Start of Material to process

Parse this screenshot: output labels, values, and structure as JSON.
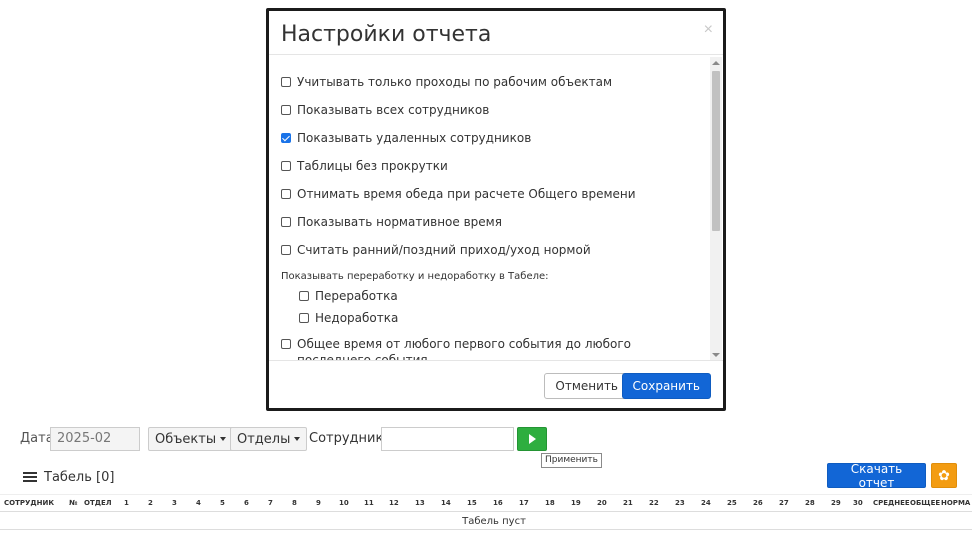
{
  "modal": {
    "title": "Настройки отчета",
    "close_glyph": "×",
    "options": [
      {
        "label": "Учитывать только проходы по рабочим объектам",
        "checked": false
      },
      {
        "label": "Показывать всех сотрудников",
        "checked": false
      },
      {
        "label": "Показывать удаленных сотрудников",
        "checked": true
      },
      {
        "label": "Таблицы без прокрутки",
        "checked": false
      },
      {
        "label": "Отнимать время обеда при расчете Общего времени",
        "checked": false
      },
      {
        "label": "Показывать нормативное время",
        "checked": false
      },
      {
        "label": "Считать ранний/поздний приход/уход нормой",
        "checked": false
      }
    ],
    "overtime_group": {
      "title": "Показывать переработку и недоработку в Табеле:",
      "options": [
        {
          "label": "Переработка",
          "checked": false
        },
        {
          "label": "Недоработка",
          "checked": false
        }
      ]
    },
    "total_time_option": {
      "label": "Общее время от любого первого события до любого последнего события",
      "checked": false
    },
    "cancel_label": "Отменить",
    "save_label": "Сохранить"
  },
  "toolbar": {
    "date_label": "Дата",
    "date_value": "2025-02",
    "objects_label": "Объекты",
    "departments_label": "Отделы",
    "employees_label": "Сотрудники",
    "employees_value": "",
    "apply_tooltip": "Применить"
  },
  "panel": {
    "title": "Табель [0]",
    "download_label": "Скачать отчет",
    "settings_icon": "gear-icon"
  },
  "table": {
    "headers": [
      "СОТРУДНИК",
      "№",
      "ОТДЕЛ",
      "1",
      "2",
      "3",
      "4",
      "5",
      "6",
      "7",
      "8",
      "9",
      "10",
      "11",
      "12",
      "13",
      "14",
      "15",
      "16",
      "17",
      "18",
      "19",
      "20",
      "21",
      "22",
      "23",
      "24",
      "25",
      "26",
      "27",
      "28",
      "29",
      "30",
      "СРЕДНЕЕ",
      "ОБЩЕЕ",
      "НОРМА"
    ],
    "empty_text": "Табель пуст"
  },
  "colors": {
    "primary": "#1266d6",
    "success": "#2eae3f",
    "warning": "#f39c12"
  }
}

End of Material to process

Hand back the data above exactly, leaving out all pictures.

Parse this screenshot: output labels, values, and structure as JSON.
{
  "modal": {
    "title": "Настройки отчета",
    "close_glyph": "×",
    "options": [
      {
        "label": "Учитывать только проходы по рабочим объектам",
        "checked": false
      },
      {
        "label": "Показывать всех сотрудников",
        "checked": false
      },
      {
        "label": "Показывать удаленных сотрудников",
        "checked": true
      },
      {
        "label": "Таблицы без прокрутки",
        "checked": false
      },
      {
        "label": "Отнимать время обеда при расчете Общего времени",
        "checked": false
      },
      {
        "label": "Показывать нормативное время",
        "checked": false
      },
      {
        "label": "Считать ранний/поздний приход/уход нормой",
        "checked": false
      }
    ],
    "overtime_group": {
      "title": "Показывать переработку и недоработку в Табеле:",
      "options": [
        {
          "label": "Переработка",
          "checked": false
        },
        {
          "label": "Недоработка",
          "checked": false
        }
      ]
    },
    "total_time_option": {
      "label": "Общее время от любого первого события до любого последнего события",
      "checked": false
    },
    "cancel_label": "Отменить",
    "save_label": "Сохранить"
  },
  "toolbar": {
    "date_label": "Дата",
    "date_value": "2025-02",
    "objects_label": "Объекты",
    "departments_label": "Отделы",
    "employees_label": "Сотрудники",
    "employees_value": "",
    "apply_tooltip": "Применить"
  },
  "panel": {
    "title": "Табель [0]",
    "download_label": "Скачать отчет",
    "settings_icon": "gear-icon"
  },
  "table": {
    "headers": [
      "СОТРУДНИК",
      "№",
      "ОТДЕЛ",
      "1",
      "2",
      "3",
      "4",
      "5",
      "6",
      "7",
      "8",
      "9",
      "10",
      "11",
      "12",
      "13",
      "14",
      "15",
      "16",
      "17",
      "18",
      "19",
      "20",
      "21",
      "22",
      "23",
      "24",
      "25",
      "26",
      "27",
      "28",
      "29",
      "30",
      "СРЕДНЕЕ",
      "ОБЩЕЕ",
      "НОРМА"
    ],
    "empty_text": "Табель пуст"
  },
  "colors": {
    "primary": "#1266d6",
    "success": "#2eae3f",
    "warning": "#f39c12"
  }
}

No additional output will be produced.